Mthatha - President Jacob Zuma has reiterated his commitment to improving Mthatha, in the Eastern Cape.

“We will never rest for as long as there are people without food, shelter, good roads, electricity, water, sanitation, housing and many other services,” he said in a speech prepared for delivery on Friday at the launch of infrastructure projects in the area.

“We will keep working harder to ensure that ultimately, households in all parts of the country obtain basic services.”

Zuma expressed his satisfaction with developments there until now.

“In 2010, I visited this area and was disappointed by the condition of infrastructure in King Sabata Dalindyebo (municipality) and the fact that Mthatha and surroundings appeared to be in a state of collapse,” he said.

The government had invested millions to provide electricity in the area and almost 3000 new electricity connections had been made.

“Over the last two years, a total amount of R251 million was spent in the (municipality) for network upgrading and strengthening of networks to ensure better quality of (electricity) supply,” he said.

The project created 125 jobs.

The government had also spent R490m upgrading the Mthatha airport.

“A new runway has been constructed and the airport will be able to receive larger aircraft, which will unlock the economic potential of the region,” said Zuma.

A new helipad ramp with lights, which would help in emergency and medical landings, had been built, as had a road linking a temporary terminal to the hangers.

“A tender for R200 million has been put out for the upgrading the new terminal building,” said Zuma.

The airport would also have a new car hire facility.

On Friday, the municipality also opened the Mthatha Bridge.

Zuma said R108m had gone into the expansion of the bridge.

“This bridge will reduce the travelling time to town and ease congestion,” he said.

Improving housing in the area was a top priority.

“We are also looking at improving housing, but are constrained by the land issue, which has not been resolved yet,” said Zuma.

He urged Mthatha residents to co-operate with the government to continue expanding services.
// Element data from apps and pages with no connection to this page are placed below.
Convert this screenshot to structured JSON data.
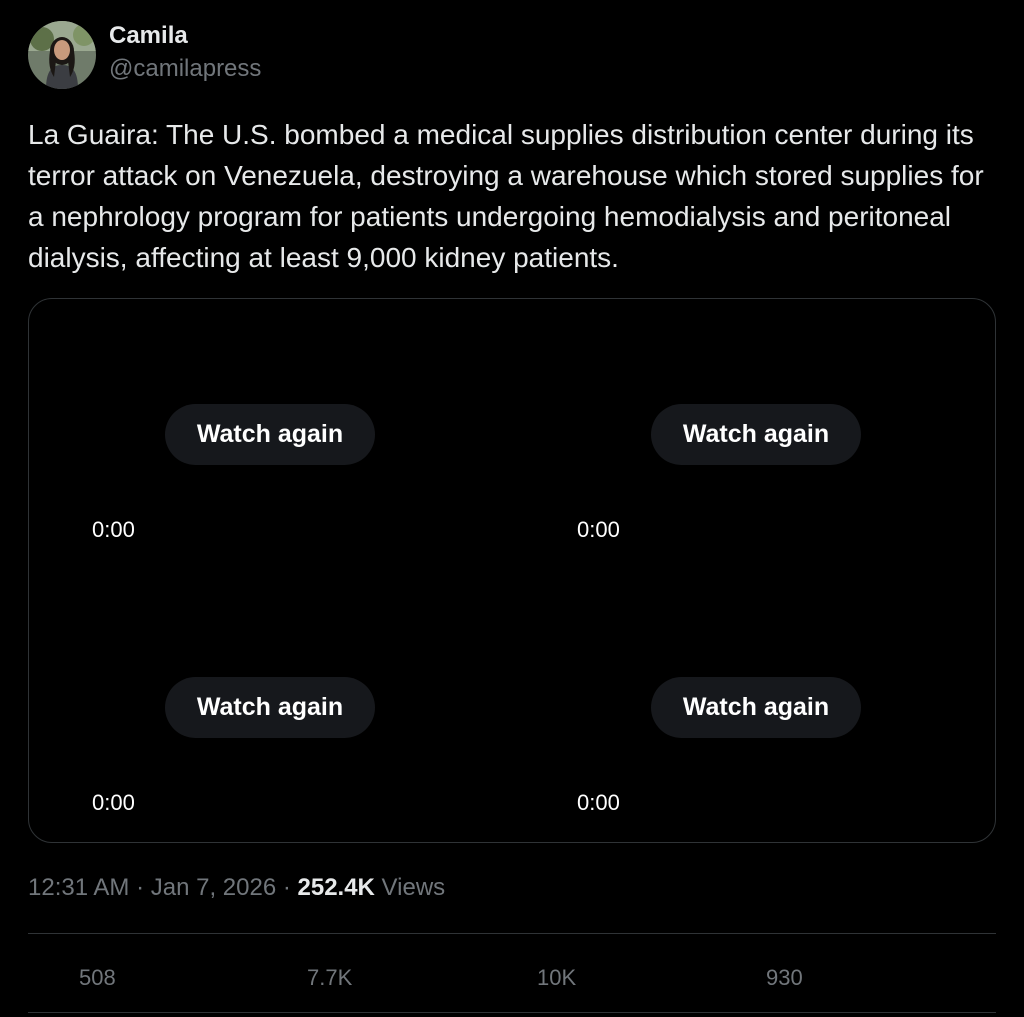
{
  "author": {
    "display_name": "Camila",
    "handle": "@camilapress"
  },
  "tweet": {
    "text": "La Guaira: The U.S. bombed a medical supplies distribution center during its terror attack on Venezuela, destroying a warehouse which stored supplies for a nephrology program for patients undergoing hemodialysis and peritoneal dialysis, affecting at least 9,000 kidney patients."
  },
  "media": {
    "videos": [
      {
        "button_label": "Watch again",
        "time": "0:00"
      },
      {
        "button_label": "Watch again",
        "time": "0:00"
      },
      {
        "button_label": "Watch again",
        "time": "0:00"
      },
      {
        "button_label": "Watch again",
        "time": "0:00"
      }
    ]
  },
  "meta": {
    "time": "12:31 AM",
    "separator1": " · ",
    "date": "Jan 7, 2026",
    "separator2": " · ",
    "views_count": "252.4K",
    "views_label": " Views"
  },
  "actions": [
    {
      "name": "reply",
      "count": "508"
    },
    {
      "name": "repost",
      "count": "7.7K"
    },
    {
      "name": "like",
      "count": "10K"
    },
    {
      "name": "bookmark",
      "count": "930"
    }
  ],
  "colors": {
    "background": "#000000",
    "text_primary": "#e7e9ea",
    "text_secondary": "#71767b",
    "border": "#2f3336",
    "button_bg": "#16181c"
  }
}
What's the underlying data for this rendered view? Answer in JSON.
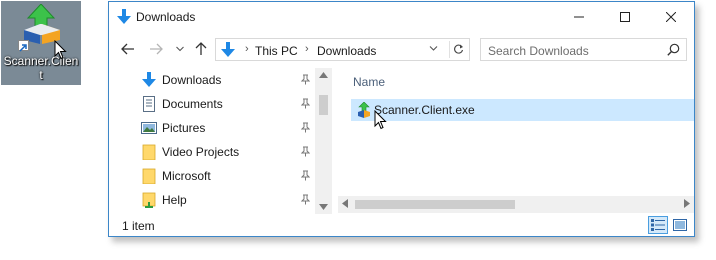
{
  "desktop": {
    "icon_label": "Scanner.Clien t",
    "icon_name": "installer-icon",
    "bg_color": "#7b8a96"
  },
  "window": {
    "title": "Downloads",
    "controls": [
      "minimize",
      "maximize",
      "close"
    ]
  },
  "nav": {
    "buttons": [
      "back-arrow-icon",
      "forward-arrow-icon",
      "recent-dropdown-icon",
      "up-arrow-icon"
    ],
    "breadcrumb": [
      "This PC",
      "Downloads"
    ],
    "search_placeholder": "Search Downloads"
  },
  "sidebar": {
    "items": [
      {
        "label": "Downloads",
        "icon": "download-arrow-icon",
        "pinned": true
      },
      {
        "label": "Documents",
        "icon": "document-icon",
        "pinned": true
      },
      {
        "label": "Pictures",
        "icon": "picture-icon",
        "pinned": true
      },
      {
        "label": "Video Projects",
        "icon": "folder-icon",
        "pinned": true
      },
      {
        "label": "Microsoft",
        "icon": "folder-icon",
        "pinned": true
      },
      {
        "label": "Help",
        "icon": "help-folder-icon",
        "pinned": true
      }
    ]
  },
  "content": {
    "column_header": "Name",
    "files": [
      {
        "name": "Scanner.Client.exe",
        "icon": "installer-icon",
        "selected": true
      }
    ]
  },
  "status": {
    "text": "1 item",
    "views": [
      "details-view-icon",
      "large-icons-view-icon"
    ]
  },
  "colors": {
    "accent": "#3c86c8",
    "selection": "#cce8ff",
    "folder": "#ffd86b",
    "download_blue": "#1e88e5"
  }
}
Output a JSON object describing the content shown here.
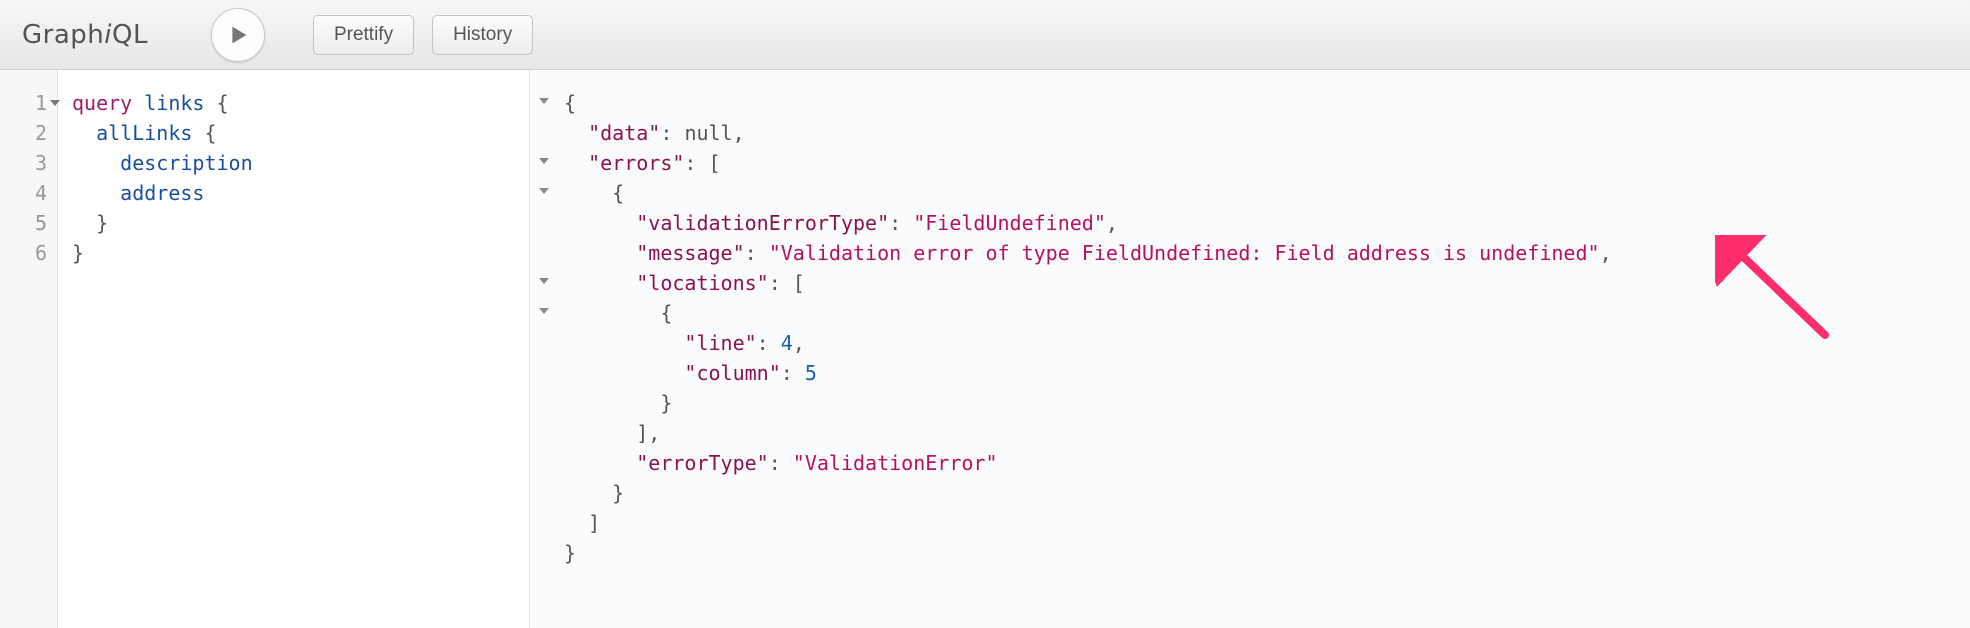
{
  "logo": {
    "prefix": "Graph",
    "italic": "i",
    "suffix": "QL"
  },
  "toolbar": {
    "prettify_label": "Prettify",
    "history_label": "History"
  },
  "editor": {
    "lines": [
      {
        "n": "1",
        "foldable": true
      },
      {
        "n": "2",
        "foldable": false
      },
      {
        "n": "3",
        "foldable": false
      },
      {
        "n": "4",
        "foldable": false
      },
      {
        "n": "5",
        "foldable": false
      },
      {
        "n": "6",
        "foldable": false
      }
    ],
    "code": {
      "kw_query": "query",
      "name": "links",
      "brace_open": "{",
      "field_allLinks": "allLinks",
      "brace_open2": "{",
      "field_description": "description",
      "field_address": "address",
      "brace_close": "}",
      "brace_close2": "}"
    }
  },
  "result": {
    "fold_rows": [
      0,
      2,
      3,
      4,
      7
    ],
    "json": {
      "brace_open": "{",
      "data_key": "\"data\"",
      "data_val": "null",
      "errors_key": "\"errors\"",
      "bracket_open": "[",
      "obj_open": "{",
      "validationErrorType_key": "\"validationErrorType\"",
      "validationErrorType_val": "\"FieldUndefined\"",
      "message_key": "\"message\"",
      "message_val": "\"Validation error of type FieldUndefined: Field address is undefined\"",
      "locations_key": "\"locations\"",
      "loc_bracket_open": "[",
      "loc_obj_open": "{",
      "line_key": "\"line\"",
      "line_val": "4",
      "column_key": "\"column\"",
      "column_val": "5",
      "loc_obj_close": "}",
      "loc_bracket_close": "]",
      "errorType_key": "\"errorType\"",
      "errorType_val": "\"ValidationError\"",
      "obj_close": "}",
      "bracket_close": "]",
      "brace_close": "}"
    }
  }
}
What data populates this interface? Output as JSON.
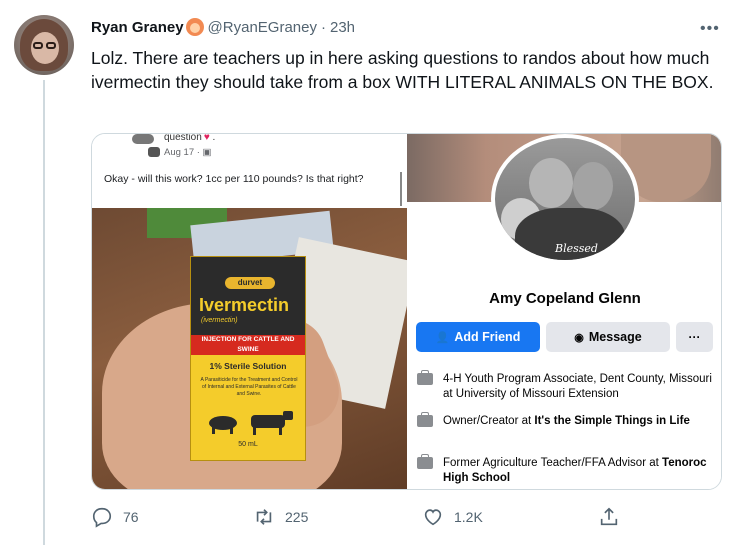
{
  "tweet": {
    "author_name": "Ryan Graney",
    "author_handle": "@RyanEGraney",
    "separator": "·",
    "time": "23h",
    "more_label": "•••",
    "text": "Lolz. There are teachers up in here asking questions to randos about how much ivermectin they should take from a box WITH LITERAL ANIMALS ON THE BOX."
  },
  "screenshot_left": {
    "snippet_question": "question",
    "snippet_date": "Aug 17 ·",
    "comment": "Okay - will this work? 1cc per 110 pounds? Is that right?",
    "box": {
      "brand": "durvet",
      "name": "Ivermectin",
      "subname": "(ivermectin)",
      "band": "INJECTION FOR CATTLE AND SWINE",
      "sterile": "1% Sterile Solution",
      "description": "A Parasiticide for the Treatment and Control of Internal and External Parasites of Cattle and Swine.",
      "volume": "50 mL"
    }
  },
  "screenshot_right": {
    "photo_caption": "Blessed",
    "profile_name": "Amy Copeland Glenn",
    "add_friend": "Add Friend",
    "message": "Message",
    "more": "···",
    "info": [
      {
        "text": "4-H Youth Program Associate, Dent County, Missouri at University of Missouri Extension"
      },
      {
        "prefix": "Owner/Creator at ",
        "bold": "It's the Simple Things in Life"
      },
      {
        "prefix": "Former Agriculture Teacher/FFA Advisor at ",
        "bold": "Tenoroc High School"
      }
    ]
  },
  "actions": {
    "replies": "76",
    "retweets": "225",
    "likes": "1.2K"
  },
  "icons": [
    "reply-icon",
    "retweet-icon",
    "like-icon",
    "share-icon",
    "more-icon",
    "briefcase-icon",
    "add-person-icon",
    "messenger-icon"
  ],
  "colors": {
    "text": "#0f1419",
    "secondary": "#536471",
    "fb_blue": "#1877f2",
    "fb_gray": "#e4e6eb",
    "border": "#cfd9de"
  }
}
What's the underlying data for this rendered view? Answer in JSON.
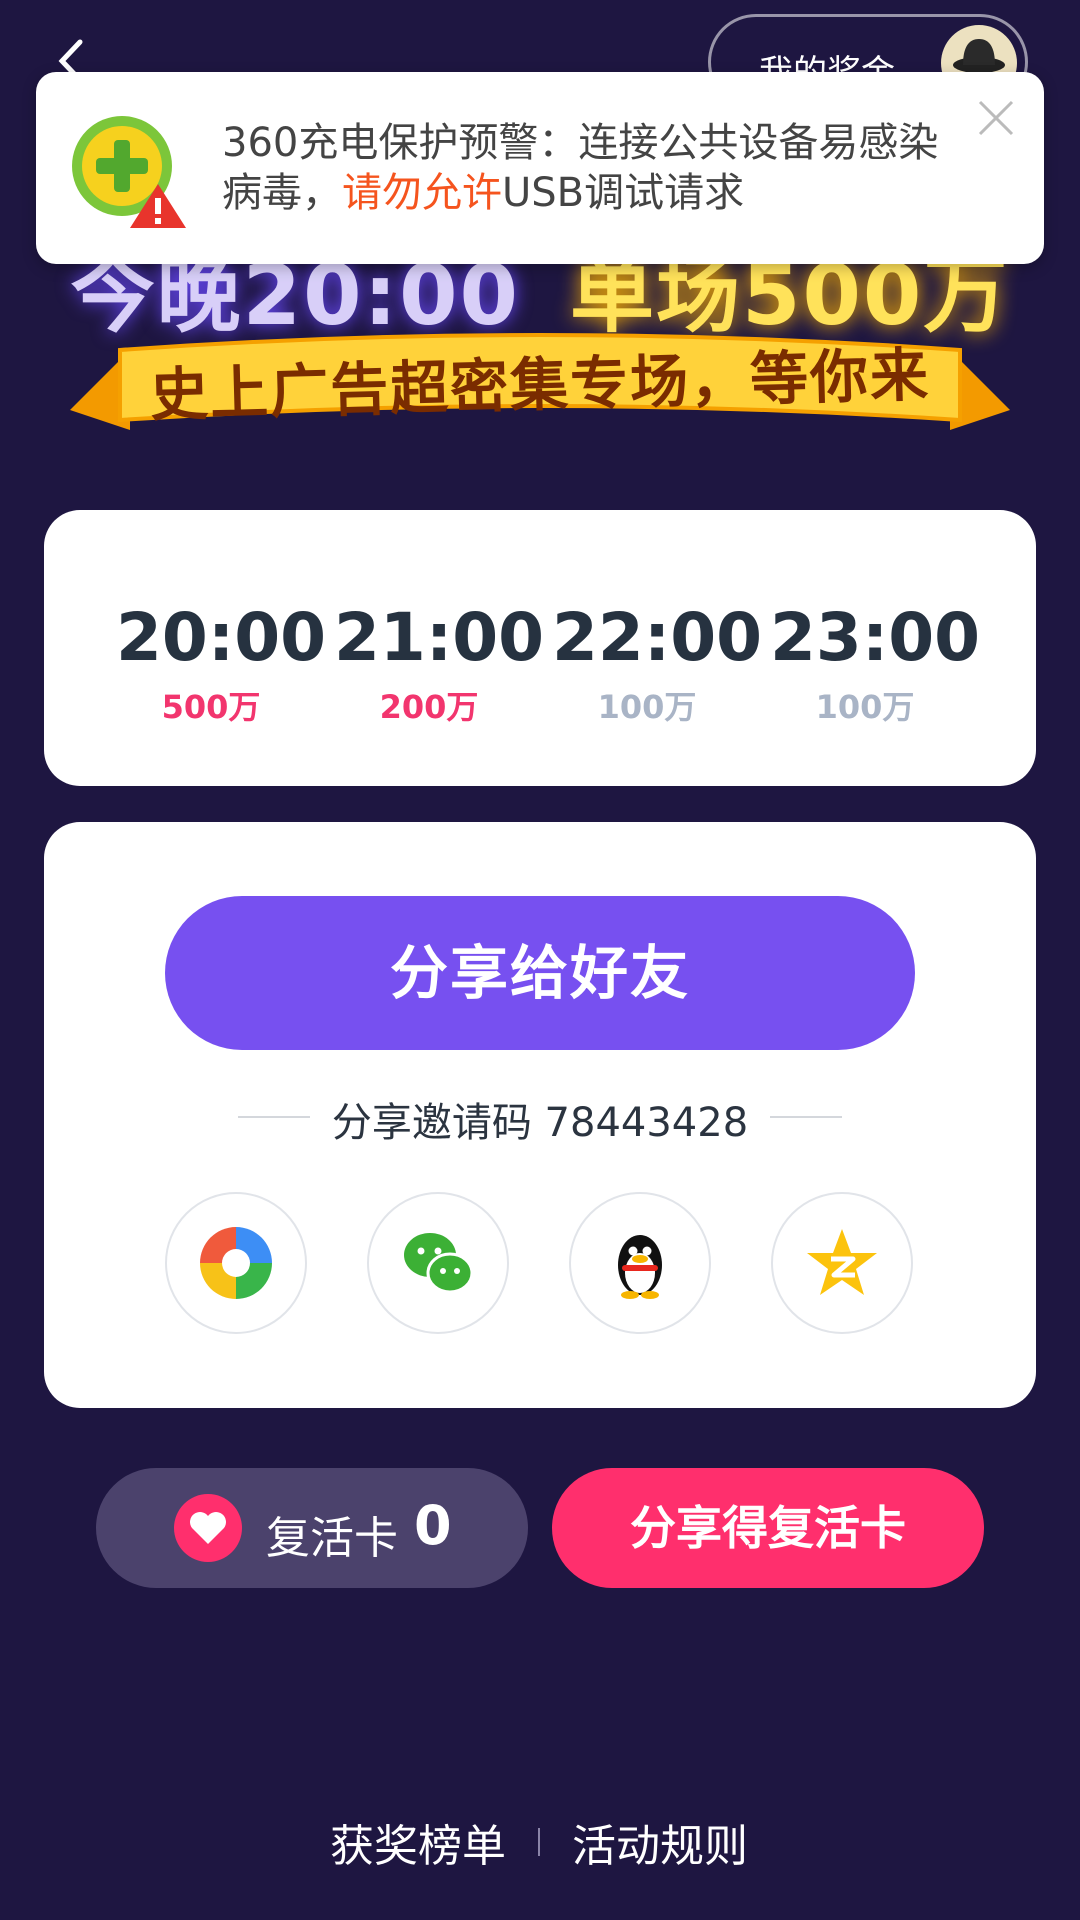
{
  "header": {
    "prize_label": "我的奖金"
  },
  "banner": {
    "headline_left": "今晚20:00",
    "headline_right": "单场500万",
    "ribbon_text": "史上广告超密集专场，等你来"
  },
  "notification": {
    "text_part1": "360充电保护预警：连接公共设备易感染病毒，",
    "text_highlight": "请勿允许",
    "text_part2": "USB调试请求"
  },
  "schedule": [
    {
      "time": "20:00",
      "amount": "500万"
    },
    {
      "time": "21:00",
      "amount": "200万"
    },
    {
      "time": "22:00",
      "amount": "100万"
    },
    {
      "time": "23:00",
      "amount": "100万"
    }
  ],
  "share": {
    "button_label": "分享给好友",
    "invite_text": "分享邀请码 78443428",
    "targets": [
      "moments-icon",
      "wechat-icon",
      "qq-icon",
      "qzone-icon"
    ]
  },
  "revive": {
    "label": "复活卡",
    "count": "0",
    "share_button": "分享得复活卡"
  },
  "footer": {
    "leaderboard": "获奖榜单",
    "rules": "活动规则"
  },
  "colors": {
    "background": "#1e1641",
    "accent_purple": "#7750f0",
    "accent_pink": "#ff2f6d",
    "notif_highlight": "#f5541e"
  }
}
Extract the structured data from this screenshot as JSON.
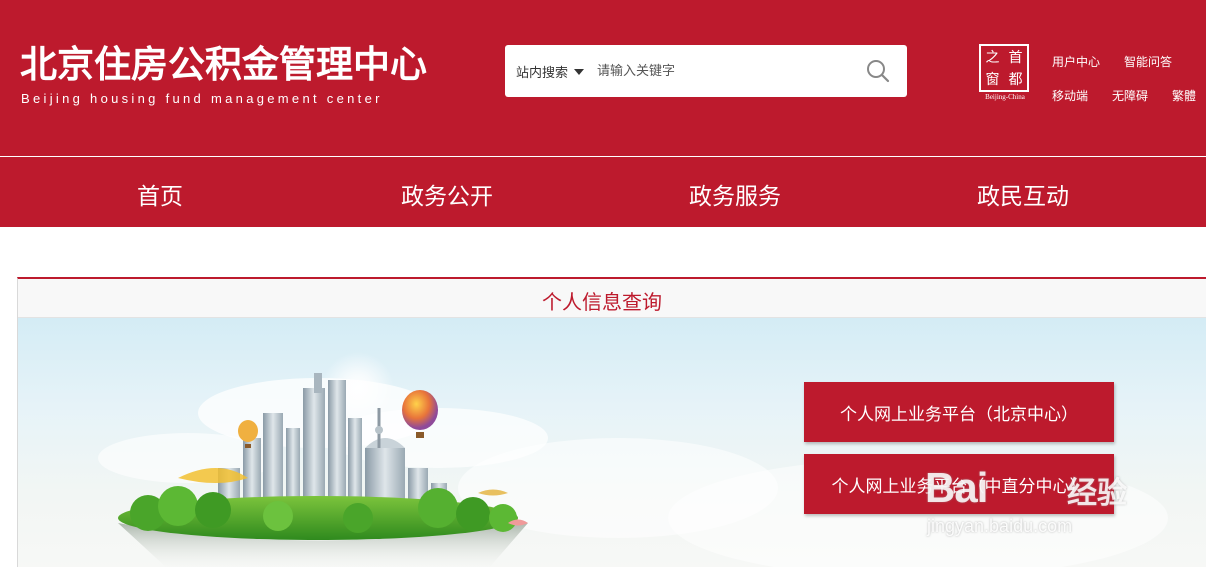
{
  "header": {
    "title_cn": "北京住房公积金管理中心",
    "title_en": "Beijing housing fund management center",
    "bg_color": "#bd1a2d"
  },
  "search": {
    "scope_label": "站内搜索",
    "placeholder": "请输入关键字",
    "button_icon": "search-icon"
  },
  "seal": {
    "chars": [
      "首",
      "都",
      "之",
      "窗"
    ],
    "caption": "Beijing-China"
  },
  "toplinks": {
    "user_center": "用户中心",
    "smart_qa": "智能问答",
    "mobile": "移动端",
    "accessibility": "无障碍",
    "traditional": "繁體"
  },
  "nav": {
    "items": [
      {
        "label": "首页"
      },
      {
        "label": "政务公开"
      },
      {
        "label": "政务服务"
      },
      {
        "label": "政民互动"
      }
    ]
  },
  "panel": {
    "title": "个人信息查询",
    "buttons": [
      {
        "label": "个人网上业务平台（北京中心）"
      },
      {
        "label": "个人网上业务平台（中直分中心）"
      }
    ]
  },
  "watermark": {
    "brand": "Bai",
    "brand_suffix": "经验",
    "url": "jingyan.baidu.com"
  }
}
“We know that, at times, government does not move as fast as citizens want it to, but we urge you to be patient,” said Zuma.

Sapa